Task requirements ▸
Restate the records below word for word, and omit the images they hold.

Supplied information ▸
+---+
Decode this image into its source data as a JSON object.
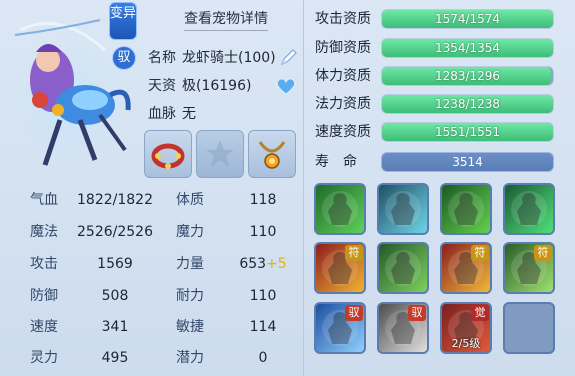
{
  "header": {
    "badge_top": "变异",
    "badge_mount": "驭",
    "detail_link": "查看宠物详情"
  },
  "pet": {
    "name_label": "名称",
    "name_value": "龙虾骑士(100)",
    "aptitude_label": "天资",
    "aptitude_value": "极(16196)",
    "bloodline_label": "血脉",
    "bloodline_value": "无"
  },
  "equipment": [
    {
      "name": "collar-item-icon"
    },
    {
      "name": "empty-slot-icon"
    },
    {
      "name": "necklace-item-icon"
    }
  ],
  "attributes_left": [
    {
      "label": "气血",
      "value": "1822/1822"
    },
    {
      "label": "魔法",
      "value": "2526/2526"
    },
    {
      "label": "攻击",
      "value": "1569"
    },
    {
      "label": "防御",
      "value": "508"
    },
    {
      "label": "速度",
      "value": "341"
    },
    {
      "label": "灵力",
      "value": "495"
    }
  ],
  "attributes_right": [
    {
      "label": "体质",
      "value": "118",
      "bonus": ""
    },
    {
      "label": "魔力",
      "value": "110",
      "bonus": ""
    },
    {
      "label": "力量",
      "value": "653",
      "bonus": "+5"
    },
    {
      "label": "耐力",
      "value": "110",
      "bonus": ""
    },
    {
      "label": "敏捷",
      "value": "114",
      "bonus": ""
    },
    {
      "label": "潜力",
      "value": "0",
      "bonus": ""
    }
  ],
  "aptitudes": [
    {
      "label": "攻击资质",
      "text": "1574/1574",
      "fill": 1.0
    },
    {
      "label": "防御资质",
      "text": "1354/1354",
      "fill": 1.0
    },
    {
      "label": "体力资质",
      "text": "1283/1296",
      "fill": 0.99
    },
    {
      "label": "法力资质",
      "text": "1238/1238",
      "fill": 1.0
    },
    {
      "label": "速度资质",
      "text": "1551/1551",
      "fill": 1.0
    }
  ],
  "life": {
    "label": "寿　命",
    "value": "3514"
  },
  "skills": [
    {
      "name": "skill-green-warrior-icon",
      "tag": "",
      "level": ""
    },
    {
      "name": "skill-teal-figure-icon",
      "tag": "",
      "level": ""
    },
    {
      "name": "skill-green-sword-icon",
      "tag": "",
      "level": ""
    },
    {
      "name": "skill-green-claw-icon",
      "tag": "",
      "level": ""
    },
    {
      "name": "skill-talisman-red-icon",
      "tag": "符",
      "level": ""
    },
    {
      "name": "skill-green-brute-icon",
      "tag": "",
      "level": ""
    },
    {
      "name": "skill-talisman-gold-icon",
      "tag": "符",
      "level": ""
    },
    {
      "name": "skill-green-runner-icon",
      "tag": "符",
      "level": ""
    },
    {
      "name": "skill-shield-icon",
      "tag": "驭",
      "level": ""
    },
    {
      "name": "skill-cup-icon",
      "tag": "驭",
      "level": ""
    },
    {
      "name": "skill-awaken-icon",
      "tag": "觉",
      "level": "2/5级"
    },
    {
      "name": "skill-empty-slot",
      "tag": "",
      "level": ""
    }
  ],
  "colors": {
    "apt_fill": "#46c985",
    "life_bar": "#5a7db7",
    "bonus": "#e6b400"
  }
}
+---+
Final answer ▸
Decode this image into its source data as a JSON object.
{
  "header": {
    "badge_top": "变异",
    "badge_mount": "驭",
    "detail_link": "查看宠物详情"
  },
  "pet": {
    "name_label": "名称",
    "name_value": "龙虾骑士(100)",
    "aptitude_label": "天资",
    "aptitude_value": "极(16196)",
    "bloodline_label": "血脉",
    "bloodline_value": "无"
  },
  "equipment": [
    {
      "name": "collar-item-icon"
    },
    {
      "name": "empty-slot-icon"
    },
    {
      "name": "necklace-item-icon"
    }
  ],
  "attributes_left": [
    {
      "label": "气血",
      "value": "1822/1822"
    },
    {
      "label": "魔法",
      "value": "2526/2526"
    },
    {
      "label": "攻击",
      "value": "1569"
    },
    {
      "label": "防御",
      "value": "508"
    },
    {
      "label": "速度",
      "value": "341"
    },
    {
      "label": "灵力",
      "value": "495"
    }
  ],
  "attributes_right": [
    {
      "label": "体质",
      "value": "118",
      "bonus": ""
    },
    {
      "label": "魔力",
      "value": "110",
      "bonus": ""
    },
    {
      "label": "力量",
      "value": "653",
      "bonus": "+5"
    },
    {
      "label": "耐力",
      "value": "110",
      "bonus": ""
    },
    {
      "label": "敏捷",
      "value": "114",
      "bonus": ""
    },
    {
      "label": "潜力",
      "value": "0",
      "bonus": ""
    }
  ],
  "aptitudes": [
    {
      "label": "攻击资质",
      "text": "1574/1574",
      "fill": 1.0
    },
    {
      "label": "防御资质",
      "text": "1354/1354",
      "fill": 1.0
    },
    {
      "label": "体力资质",
      "text": "1283/1296",
      "fill": 0.99
    },
    {
      "label": "法力资质",
      "text": "1238/1238",
      "fill": 1.0
    },
    {
      "label": "速度资质",
      "text": "1551/1551",
      "fill": 1.0
    }
  ],
  "life": {
    "label": "寿　命",
    "value": "3514"
  },
  "skills": [
    {
      "name": "skill-green-warrior-icon",
      "tag": "",
      "level": ""
    },
    {
      "name": "skill-teal-figure-icon",
      "tag": "",
      "level": ""
    },
    {
      "name": "skill-green-sword-icon",
      "tag": "",
      "level": ""
    },
    {
      "name": "skill-green-claw-icon",
      "tag": "",
      "level": ""
    },
    {
      "name": "skill-talisman-red-icon",
      "tag": "符",
      "level": ""
    },
    {
      "name": "skill-green-brute-icon",
      "tag": "",
      "level": ""
    },
    {
      "name": "skill-talisman-gold-icon",
      "tag": "符",
      "level": ""
    },
    {
      "name": "skill-green-runner-icon",
      "tag": "符",
      "level": ""
    },
    {
      "name": "skill-shield-icon",
      "tag": "驭",
      "level": ""
    },
    {
      "name": "skill-cup-icon",
      "tag": "驭",
      "level": ""
    },
    {
      "name": "skill-awaken-icon",
      "tag": "觉",
      "level": "2/5级"
    },
    {
      "name": "skill-empty-slot",
      "tag": "",
      "level": ""
    }
  ],
  "colors": {
    "apt_fill": "#46c985",
    "life_bar": "#5a7db7",
    "bonus": "#e6b400"
  }
}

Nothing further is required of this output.